DATASET –
"""

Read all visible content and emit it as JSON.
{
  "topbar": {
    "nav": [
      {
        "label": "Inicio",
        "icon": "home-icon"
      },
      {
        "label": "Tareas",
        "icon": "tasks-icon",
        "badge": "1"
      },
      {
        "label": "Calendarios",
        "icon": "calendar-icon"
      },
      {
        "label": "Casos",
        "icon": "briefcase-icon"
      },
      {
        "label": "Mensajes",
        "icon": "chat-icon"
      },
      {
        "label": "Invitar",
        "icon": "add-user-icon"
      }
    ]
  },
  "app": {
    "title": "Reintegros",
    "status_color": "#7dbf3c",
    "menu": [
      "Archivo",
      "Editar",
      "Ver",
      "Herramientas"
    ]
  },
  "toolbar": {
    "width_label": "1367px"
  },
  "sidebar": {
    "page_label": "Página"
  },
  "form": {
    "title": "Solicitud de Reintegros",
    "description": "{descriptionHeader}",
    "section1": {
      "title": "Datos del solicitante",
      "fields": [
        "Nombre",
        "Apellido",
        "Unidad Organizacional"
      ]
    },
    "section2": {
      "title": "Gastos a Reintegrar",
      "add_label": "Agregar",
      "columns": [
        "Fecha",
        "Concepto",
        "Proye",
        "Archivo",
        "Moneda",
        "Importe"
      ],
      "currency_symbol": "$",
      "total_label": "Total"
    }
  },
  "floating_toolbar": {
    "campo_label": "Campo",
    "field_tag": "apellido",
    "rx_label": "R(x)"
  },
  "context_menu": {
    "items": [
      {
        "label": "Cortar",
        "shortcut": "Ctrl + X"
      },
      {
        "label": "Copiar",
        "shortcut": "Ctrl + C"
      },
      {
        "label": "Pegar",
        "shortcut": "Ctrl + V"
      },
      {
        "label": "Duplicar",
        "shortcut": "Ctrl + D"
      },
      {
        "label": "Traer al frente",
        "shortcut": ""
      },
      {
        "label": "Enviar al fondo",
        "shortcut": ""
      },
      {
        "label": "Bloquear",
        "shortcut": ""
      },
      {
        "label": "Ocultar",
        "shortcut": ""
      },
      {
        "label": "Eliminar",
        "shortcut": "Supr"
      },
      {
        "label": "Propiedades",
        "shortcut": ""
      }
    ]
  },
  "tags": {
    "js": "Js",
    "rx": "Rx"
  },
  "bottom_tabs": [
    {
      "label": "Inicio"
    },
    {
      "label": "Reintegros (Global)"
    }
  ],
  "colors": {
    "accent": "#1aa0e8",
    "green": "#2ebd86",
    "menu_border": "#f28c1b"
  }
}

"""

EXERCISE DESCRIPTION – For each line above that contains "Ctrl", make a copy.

TASK SOLUTION –
        "shortcut": "Ctrl + X"
        "shortcut": "Ctrl + C"
        "shortcut": "Ctrl + V"
        "shortcut": "Ctrl + D"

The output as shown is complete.